Data about app and page elements:
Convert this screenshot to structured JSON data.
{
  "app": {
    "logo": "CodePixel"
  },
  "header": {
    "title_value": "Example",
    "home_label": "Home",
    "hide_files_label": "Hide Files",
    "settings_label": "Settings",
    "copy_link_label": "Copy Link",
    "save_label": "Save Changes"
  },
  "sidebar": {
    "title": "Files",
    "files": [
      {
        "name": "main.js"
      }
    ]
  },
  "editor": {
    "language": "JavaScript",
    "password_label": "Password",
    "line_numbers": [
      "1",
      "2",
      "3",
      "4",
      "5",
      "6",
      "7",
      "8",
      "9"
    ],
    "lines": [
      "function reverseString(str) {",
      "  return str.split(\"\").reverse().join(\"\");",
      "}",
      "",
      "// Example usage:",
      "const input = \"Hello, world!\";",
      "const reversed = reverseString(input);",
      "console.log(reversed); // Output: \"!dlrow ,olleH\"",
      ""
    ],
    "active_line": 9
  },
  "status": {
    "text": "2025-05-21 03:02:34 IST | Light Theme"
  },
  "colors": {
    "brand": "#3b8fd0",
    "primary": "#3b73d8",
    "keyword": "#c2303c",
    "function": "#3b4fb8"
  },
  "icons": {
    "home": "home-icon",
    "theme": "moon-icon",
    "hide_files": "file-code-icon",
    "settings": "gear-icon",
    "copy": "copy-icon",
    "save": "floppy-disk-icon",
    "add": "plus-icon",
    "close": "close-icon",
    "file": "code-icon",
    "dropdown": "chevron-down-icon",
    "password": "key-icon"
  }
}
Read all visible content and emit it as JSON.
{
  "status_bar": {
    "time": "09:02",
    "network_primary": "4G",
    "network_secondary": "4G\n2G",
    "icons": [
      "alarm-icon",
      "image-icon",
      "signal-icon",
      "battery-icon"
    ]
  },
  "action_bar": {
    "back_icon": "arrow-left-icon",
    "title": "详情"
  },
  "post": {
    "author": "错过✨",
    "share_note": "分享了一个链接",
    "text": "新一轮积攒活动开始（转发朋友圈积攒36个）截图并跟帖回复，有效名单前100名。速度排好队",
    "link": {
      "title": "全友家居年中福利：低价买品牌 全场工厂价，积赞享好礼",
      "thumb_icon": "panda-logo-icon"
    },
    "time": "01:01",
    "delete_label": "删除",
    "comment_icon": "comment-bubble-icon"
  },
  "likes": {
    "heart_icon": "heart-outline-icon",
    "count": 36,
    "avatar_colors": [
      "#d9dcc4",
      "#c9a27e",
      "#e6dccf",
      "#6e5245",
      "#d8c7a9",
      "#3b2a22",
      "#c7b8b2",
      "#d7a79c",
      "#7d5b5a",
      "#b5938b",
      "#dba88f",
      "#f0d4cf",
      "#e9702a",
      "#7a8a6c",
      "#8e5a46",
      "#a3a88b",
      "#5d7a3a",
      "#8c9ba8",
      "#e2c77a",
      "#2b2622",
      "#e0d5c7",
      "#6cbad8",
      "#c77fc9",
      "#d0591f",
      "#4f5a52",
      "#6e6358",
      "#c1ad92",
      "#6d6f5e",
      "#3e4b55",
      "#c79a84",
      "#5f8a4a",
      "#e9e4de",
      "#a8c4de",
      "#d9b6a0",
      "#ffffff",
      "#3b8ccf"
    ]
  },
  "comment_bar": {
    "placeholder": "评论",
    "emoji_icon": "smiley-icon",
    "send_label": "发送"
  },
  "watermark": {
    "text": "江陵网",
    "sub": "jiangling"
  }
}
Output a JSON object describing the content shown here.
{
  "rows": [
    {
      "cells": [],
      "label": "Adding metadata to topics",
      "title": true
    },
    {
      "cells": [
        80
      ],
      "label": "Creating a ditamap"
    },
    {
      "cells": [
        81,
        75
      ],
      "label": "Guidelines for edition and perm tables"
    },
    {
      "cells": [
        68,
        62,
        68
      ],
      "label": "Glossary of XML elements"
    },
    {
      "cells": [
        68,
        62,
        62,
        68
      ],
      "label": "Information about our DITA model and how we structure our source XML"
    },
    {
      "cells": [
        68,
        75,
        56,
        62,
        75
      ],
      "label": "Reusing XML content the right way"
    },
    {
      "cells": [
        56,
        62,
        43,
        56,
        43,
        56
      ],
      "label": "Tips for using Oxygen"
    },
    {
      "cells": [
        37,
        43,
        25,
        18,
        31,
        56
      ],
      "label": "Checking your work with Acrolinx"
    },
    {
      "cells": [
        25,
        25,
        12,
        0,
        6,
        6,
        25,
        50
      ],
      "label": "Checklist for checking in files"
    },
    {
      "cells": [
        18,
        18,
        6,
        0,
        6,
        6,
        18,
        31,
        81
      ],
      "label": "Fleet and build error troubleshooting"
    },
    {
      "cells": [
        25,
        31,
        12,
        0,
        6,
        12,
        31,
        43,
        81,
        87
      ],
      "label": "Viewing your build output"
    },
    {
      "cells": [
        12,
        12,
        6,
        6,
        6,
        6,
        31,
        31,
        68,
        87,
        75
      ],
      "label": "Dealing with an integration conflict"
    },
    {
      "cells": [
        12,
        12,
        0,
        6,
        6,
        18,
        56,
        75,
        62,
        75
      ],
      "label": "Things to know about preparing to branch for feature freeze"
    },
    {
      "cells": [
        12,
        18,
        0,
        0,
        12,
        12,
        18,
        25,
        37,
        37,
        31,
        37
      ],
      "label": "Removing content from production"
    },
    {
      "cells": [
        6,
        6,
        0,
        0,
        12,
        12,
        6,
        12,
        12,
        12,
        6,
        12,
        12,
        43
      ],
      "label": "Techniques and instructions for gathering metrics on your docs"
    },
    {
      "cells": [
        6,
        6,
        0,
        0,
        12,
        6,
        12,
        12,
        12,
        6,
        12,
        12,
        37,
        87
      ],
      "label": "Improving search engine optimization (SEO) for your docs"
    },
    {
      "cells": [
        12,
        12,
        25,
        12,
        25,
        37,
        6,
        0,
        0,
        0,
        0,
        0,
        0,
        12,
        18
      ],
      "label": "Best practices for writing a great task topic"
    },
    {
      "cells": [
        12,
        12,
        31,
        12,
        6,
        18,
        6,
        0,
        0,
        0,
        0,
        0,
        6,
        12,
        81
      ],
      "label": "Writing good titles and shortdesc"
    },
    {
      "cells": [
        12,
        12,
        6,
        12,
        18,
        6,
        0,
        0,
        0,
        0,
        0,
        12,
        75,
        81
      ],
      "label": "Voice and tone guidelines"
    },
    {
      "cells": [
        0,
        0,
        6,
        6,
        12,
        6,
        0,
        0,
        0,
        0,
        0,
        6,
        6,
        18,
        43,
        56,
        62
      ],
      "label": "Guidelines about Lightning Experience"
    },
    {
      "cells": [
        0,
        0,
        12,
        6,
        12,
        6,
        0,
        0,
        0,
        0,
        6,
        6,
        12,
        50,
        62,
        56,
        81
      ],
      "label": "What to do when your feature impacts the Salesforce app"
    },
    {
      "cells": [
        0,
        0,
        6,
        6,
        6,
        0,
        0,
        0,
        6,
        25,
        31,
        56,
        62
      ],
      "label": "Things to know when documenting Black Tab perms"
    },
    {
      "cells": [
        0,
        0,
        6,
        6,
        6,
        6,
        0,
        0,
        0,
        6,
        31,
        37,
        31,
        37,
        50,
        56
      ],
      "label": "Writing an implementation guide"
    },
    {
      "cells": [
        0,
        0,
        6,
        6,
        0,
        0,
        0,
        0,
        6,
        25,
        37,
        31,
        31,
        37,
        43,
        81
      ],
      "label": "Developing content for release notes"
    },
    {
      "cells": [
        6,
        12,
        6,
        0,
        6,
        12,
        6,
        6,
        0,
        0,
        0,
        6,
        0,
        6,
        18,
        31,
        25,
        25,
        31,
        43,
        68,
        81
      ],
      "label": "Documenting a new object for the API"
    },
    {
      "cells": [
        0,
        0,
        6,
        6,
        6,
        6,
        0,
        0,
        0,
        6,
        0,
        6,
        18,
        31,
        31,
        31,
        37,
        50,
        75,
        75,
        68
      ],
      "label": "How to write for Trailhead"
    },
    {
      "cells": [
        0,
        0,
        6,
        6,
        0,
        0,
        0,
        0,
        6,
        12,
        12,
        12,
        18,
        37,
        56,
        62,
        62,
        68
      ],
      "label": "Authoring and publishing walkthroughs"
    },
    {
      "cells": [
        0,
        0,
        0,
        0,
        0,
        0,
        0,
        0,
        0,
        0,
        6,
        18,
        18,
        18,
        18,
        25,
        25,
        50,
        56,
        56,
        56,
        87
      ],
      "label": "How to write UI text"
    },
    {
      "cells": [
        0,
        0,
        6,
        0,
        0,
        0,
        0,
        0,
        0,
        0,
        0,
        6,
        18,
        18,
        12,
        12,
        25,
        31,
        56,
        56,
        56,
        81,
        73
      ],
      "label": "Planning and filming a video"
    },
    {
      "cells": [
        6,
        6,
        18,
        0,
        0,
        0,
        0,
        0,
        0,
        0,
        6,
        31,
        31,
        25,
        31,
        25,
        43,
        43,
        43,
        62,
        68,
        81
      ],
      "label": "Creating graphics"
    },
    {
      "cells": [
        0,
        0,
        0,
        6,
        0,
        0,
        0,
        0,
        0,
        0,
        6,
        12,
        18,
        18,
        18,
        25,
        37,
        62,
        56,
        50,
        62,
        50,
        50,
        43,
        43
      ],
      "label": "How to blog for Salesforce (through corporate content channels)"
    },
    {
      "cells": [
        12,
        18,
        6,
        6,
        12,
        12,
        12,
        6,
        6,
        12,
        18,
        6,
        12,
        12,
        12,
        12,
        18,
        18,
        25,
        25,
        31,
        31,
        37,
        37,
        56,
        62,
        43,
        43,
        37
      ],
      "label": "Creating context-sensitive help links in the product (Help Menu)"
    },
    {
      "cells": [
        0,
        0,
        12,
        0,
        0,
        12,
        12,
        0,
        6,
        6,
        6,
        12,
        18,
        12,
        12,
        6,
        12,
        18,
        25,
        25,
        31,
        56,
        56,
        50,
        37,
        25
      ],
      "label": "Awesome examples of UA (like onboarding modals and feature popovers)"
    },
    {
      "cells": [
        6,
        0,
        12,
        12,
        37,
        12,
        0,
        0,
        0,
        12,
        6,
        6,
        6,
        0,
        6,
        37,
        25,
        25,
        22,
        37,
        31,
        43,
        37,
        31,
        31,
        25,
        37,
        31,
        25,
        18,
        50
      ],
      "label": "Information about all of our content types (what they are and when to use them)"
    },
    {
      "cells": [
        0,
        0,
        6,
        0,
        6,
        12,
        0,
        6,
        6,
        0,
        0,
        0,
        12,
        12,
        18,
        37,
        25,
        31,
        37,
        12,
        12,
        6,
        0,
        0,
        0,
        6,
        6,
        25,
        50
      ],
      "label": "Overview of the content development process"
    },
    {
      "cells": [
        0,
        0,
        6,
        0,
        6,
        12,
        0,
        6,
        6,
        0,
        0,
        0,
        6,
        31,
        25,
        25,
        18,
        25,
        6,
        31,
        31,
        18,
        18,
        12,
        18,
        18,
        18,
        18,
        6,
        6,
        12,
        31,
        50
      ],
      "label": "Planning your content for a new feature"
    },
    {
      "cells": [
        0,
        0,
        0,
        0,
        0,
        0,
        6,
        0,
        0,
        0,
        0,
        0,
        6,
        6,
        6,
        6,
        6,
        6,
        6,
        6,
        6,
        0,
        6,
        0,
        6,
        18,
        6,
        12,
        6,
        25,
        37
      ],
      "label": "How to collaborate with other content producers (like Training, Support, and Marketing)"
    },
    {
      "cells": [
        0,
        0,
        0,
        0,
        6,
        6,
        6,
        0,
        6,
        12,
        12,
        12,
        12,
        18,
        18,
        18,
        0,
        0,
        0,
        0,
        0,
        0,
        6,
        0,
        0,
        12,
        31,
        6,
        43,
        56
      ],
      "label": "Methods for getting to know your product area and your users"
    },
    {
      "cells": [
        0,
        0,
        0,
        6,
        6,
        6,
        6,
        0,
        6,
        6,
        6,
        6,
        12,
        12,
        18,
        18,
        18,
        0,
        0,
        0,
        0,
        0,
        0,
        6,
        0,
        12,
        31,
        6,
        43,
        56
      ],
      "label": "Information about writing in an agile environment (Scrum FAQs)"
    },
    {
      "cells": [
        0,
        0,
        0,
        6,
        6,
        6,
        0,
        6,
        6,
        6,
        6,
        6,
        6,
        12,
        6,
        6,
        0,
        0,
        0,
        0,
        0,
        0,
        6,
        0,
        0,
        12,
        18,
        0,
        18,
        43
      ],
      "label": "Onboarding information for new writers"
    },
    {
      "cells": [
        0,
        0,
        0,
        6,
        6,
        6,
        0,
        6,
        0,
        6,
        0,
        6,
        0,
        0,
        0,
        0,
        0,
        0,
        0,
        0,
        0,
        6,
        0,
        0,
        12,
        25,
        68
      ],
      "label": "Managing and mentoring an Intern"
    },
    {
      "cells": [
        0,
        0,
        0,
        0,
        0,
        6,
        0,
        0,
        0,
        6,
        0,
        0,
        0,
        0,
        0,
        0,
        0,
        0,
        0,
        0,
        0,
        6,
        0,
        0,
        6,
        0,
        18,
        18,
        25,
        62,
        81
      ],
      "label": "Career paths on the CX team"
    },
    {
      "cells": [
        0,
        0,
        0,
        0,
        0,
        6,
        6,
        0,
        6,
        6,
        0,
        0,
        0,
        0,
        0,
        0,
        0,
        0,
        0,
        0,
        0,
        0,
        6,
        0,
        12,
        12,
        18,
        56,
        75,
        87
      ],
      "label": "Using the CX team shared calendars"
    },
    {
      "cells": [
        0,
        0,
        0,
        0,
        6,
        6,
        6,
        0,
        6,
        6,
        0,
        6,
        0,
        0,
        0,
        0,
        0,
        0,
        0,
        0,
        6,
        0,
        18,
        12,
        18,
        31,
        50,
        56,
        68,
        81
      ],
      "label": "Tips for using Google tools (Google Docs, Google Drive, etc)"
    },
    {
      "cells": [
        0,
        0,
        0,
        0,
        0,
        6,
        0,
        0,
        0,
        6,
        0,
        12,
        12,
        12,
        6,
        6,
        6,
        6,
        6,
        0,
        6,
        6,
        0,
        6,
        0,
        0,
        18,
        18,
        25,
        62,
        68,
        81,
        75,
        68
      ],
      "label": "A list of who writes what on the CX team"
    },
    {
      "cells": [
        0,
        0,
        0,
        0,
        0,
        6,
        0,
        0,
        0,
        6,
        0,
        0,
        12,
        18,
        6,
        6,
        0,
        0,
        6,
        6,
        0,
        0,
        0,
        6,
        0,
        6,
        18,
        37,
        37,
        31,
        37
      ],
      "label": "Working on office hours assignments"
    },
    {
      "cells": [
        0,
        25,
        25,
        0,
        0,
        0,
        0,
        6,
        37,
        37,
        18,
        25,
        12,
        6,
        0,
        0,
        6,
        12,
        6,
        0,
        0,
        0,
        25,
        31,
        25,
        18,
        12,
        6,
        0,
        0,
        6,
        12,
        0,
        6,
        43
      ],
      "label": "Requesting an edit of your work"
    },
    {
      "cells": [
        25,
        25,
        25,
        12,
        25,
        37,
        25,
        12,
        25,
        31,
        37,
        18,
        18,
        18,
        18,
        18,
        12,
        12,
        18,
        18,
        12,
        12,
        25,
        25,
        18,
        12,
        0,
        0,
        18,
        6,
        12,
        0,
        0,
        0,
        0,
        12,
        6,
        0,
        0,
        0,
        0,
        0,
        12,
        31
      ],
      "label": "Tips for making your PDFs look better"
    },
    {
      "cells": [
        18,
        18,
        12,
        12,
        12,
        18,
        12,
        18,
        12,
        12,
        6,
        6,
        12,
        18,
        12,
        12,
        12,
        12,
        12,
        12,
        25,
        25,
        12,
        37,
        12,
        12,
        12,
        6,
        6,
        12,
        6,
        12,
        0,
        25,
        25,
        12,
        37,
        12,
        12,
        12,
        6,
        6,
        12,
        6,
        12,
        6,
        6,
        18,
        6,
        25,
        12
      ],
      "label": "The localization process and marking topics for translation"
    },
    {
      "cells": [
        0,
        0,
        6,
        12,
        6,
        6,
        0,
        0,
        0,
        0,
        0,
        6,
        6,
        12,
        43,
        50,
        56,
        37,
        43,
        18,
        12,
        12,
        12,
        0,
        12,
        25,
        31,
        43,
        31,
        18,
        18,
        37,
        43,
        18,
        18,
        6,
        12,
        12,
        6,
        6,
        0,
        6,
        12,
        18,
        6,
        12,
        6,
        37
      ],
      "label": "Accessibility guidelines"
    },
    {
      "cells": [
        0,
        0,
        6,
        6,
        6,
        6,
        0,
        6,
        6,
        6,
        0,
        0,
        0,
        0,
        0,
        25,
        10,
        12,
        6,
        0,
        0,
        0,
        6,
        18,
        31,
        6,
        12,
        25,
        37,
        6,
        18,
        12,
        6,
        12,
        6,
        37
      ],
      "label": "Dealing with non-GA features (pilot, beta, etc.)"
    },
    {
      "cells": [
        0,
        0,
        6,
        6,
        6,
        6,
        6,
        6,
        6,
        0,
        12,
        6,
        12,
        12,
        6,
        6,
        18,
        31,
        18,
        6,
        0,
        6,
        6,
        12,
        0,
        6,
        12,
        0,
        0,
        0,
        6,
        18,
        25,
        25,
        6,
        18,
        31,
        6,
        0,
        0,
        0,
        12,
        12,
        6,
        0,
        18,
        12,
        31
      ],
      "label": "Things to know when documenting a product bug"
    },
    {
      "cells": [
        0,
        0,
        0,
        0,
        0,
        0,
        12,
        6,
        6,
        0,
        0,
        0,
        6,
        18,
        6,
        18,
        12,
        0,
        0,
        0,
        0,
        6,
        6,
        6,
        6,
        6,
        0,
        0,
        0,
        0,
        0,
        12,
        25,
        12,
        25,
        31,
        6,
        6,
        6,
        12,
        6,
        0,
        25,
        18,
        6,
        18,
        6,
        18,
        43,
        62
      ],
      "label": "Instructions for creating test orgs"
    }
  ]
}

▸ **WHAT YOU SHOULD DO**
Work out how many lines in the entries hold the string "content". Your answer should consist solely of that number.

▸ **REPLY TO THE EXERCISE**
10